Design Critique: Calm (iOS app)

Calm is an app that aims to reduce anxiety and stress through guided meditations, nature sounds, and sleep stories. A wide range of preferences are accommodated: hurried users can quickly launch a 10-minute “Daily Calm,” while users seeking specificity can pursue 30-day programs centered around a particular theme. Named Apple’s 2017 App of the Year on iPhone, a staggering 5-10 million users have downloaded the app. In a field saturated with meditation apps, what makes Calm so successful? Good design.

In Don Norman’s The Design of Everyday Things (2013 edition), he explains that “good design is actually a lot harder to notice than poor design, in part because good designs fit our needs so well that the design is invisible …” (xi) This critique will assess the usability of the Calm app using the design principles touted in his text.

Calm Homepage: Clean Layout & Understandable Signifiers

From the start to end of a user’s experience, Calm minimizes the need for a user to use knowledge in the head.  This simple fact significantly reduces mental strain or potential frustrations with forgotten information, such as account details.
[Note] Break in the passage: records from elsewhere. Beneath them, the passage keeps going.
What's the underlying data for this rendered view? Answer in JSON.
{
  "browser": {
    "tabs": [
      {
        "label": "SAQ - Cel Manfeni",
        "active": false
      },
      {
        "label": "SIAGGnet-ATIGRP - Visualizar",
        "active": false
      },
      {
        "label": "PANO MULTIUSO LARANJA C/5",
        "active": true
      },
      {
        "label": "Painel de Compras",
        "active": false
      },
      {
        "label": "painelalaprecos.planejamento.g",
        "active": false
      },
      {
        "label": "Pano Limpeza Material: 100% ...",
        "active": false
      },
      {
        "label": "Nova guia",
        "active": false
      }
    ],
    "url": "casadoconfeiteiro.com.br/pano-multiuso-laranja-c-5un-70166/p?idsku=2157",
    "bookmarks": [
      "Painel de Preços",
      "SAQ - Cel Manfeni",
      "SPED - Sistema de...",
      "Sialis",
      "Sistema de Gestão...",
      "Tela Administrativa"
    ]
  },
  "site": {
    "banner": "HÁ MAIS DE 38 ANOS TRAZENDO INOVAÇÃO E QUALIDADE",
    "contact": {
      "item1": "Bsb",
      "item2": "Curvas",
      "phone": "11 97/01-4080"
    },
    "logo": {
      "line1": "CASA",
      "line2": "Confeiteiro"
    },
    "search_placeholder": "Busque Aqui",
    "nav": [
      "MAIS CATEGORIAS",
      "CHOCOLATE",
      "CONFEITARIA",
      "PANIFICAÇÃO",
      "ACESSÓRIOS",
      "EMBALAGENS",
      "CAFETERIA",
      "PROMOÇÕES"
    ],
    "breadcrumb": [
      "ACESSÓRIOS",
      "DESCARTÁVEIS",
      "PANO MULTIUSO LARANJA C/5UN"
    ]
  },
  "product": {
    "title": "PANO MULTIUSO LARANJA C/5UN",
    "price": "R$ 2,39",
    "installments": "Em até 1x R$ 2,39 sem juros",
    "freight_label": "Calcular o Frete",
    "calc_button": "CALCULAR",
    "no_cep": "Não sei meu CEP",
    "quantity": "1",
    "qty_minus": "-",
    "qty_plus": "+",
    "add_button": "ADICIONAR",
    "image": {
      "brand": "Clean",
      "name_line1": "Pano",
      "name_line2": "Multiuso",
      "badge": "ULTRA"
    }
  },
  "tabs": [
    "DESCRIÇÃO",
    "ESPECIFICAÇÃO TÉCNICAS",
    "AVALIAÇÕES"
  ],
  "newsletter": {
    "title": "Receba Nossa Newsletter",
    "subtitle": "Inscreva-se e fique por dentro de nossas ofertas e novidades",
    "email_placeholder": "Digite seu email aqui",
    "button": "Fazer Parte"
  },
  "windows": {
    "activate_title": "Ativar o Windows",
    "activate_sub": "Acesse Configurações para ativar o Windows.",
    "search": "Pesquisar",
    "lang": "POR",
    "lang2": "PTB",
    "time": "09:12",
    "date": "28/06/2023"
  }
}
Users need to enter a username and password only once, after first downloading the app.

At launch, the designer’s conceptual model matches the user’s mental model, meaning that the system image is a well-designed, intuitive one. Users expect to find a calming experience, and one where they can easily begin meditating, as any gulfs in execution would sour the experience (even moreso for users of this app, who are seeking peace and calm).  The homepage’s minimalist layout accommodates its users, with well-understood icons as signifiers sitting on the perimeter of the screen, and a peaceful nature image taking residence in the center. Busy users can begin meditating immediately by pressing the play button icon on the “Daily Calm,” a common signifier to beginning a piece of media. Discoverability and understandability are clear throughout the app, with the largest signifier on the home screen being the “+” button with the word “meditate” underneath. The “+” signifies that a menu of options will open, and the app does exactly that. Both the goal and the way to get there are clear; there is no gulf of execution.

Calm Player: Intuitive Controls & Effective Constraints

In the player, clean, uncluttered design shows the user essential information: the name of the meditation, a countdown timer, stop/pause controls, and immediate feedback by way of a green circle that progressively grows as the meditation plays. This feedback bridges the gulf of evaluation. For instance, if a user sees that the timer is counting down and the progress circle is filling, but yet they are not hearing the recording, they can eliminate potential reasons for the issue, and check their volume and device settings. To this end, the volume bar on the bottom has clear and intuitive mapping – right to increase, and left to reduce. Lastly, if a user tries to leave before the end of the playback, a dialog box asks whether the user really meant to leave the meditation – a physical constraint designed to eliminate unintentional actions.

Calm Meditation Menus: Exploratory Seeking or Bust

The user enters the meditation menu using the “+” / “meditate” signifier on the home screen. They encounter a scrollbar of themes with which to sort Calm’s library, with even more colorful, descriptive tiles beneath signifying unique programs. When a user selects a theme from the scrollbar, it immediately highlights in purple, providing instantenous feedback to show the selection was made. The ‘X’ signifiers on the top-right of each screen allow a user to escape the current screen at any time, promoting a comforting feeling of control.

When a program tile is finally selected, such as “21 Days of Calm,” the play button signifier is most prevalent, providing great understandability for how to begin. A great example of signifiers working in tandem with mapping are the numbers of days in the program. These are listed horizontally, and begin at a left-indent on the screen, suggesting that the user can scroll right in sequence to see future days, or left to see previous days. Lastly, the currently viewed day provides feedback by way of a white bubble around the current day, providing feedback to the user and an immediate understanding of what day they’re viewing.

Potential Issue & Recommendation:

While the meditation menu’s design supports users who prefer exploration, it does not accommodate other information behaviors. Without a search bar in the meditation menu, it is possible that a gulf of execution could occur if a user prefers to search for a theme by keyword instead of exploration.

A recommendation for implementing this feature is below, in Figure 4, from a competing app called Simple Habit. While Simple Habit’s color theme is perhaps too muted, it places search at the top for discoverability, and even includes potential search ideas.

The Consensus

Calm’s brilliant design manifests itself in four key ways:

  1. Limited knowledge in the head needed
  2. Uncluttered, clear layout of signifiers
  3. Understandable signifiers throughout that eliminate gulfs of execution
  4. Frequent and visible feedback that eliminate gulfs of evaluation

Adding a search bar to the meditation menu would go the extra distance to ensure users with varying information behaviors are accommodated, avoiding any potential gulf of execution. Nonetheless, it is clear to see why Calm is such a beloved app.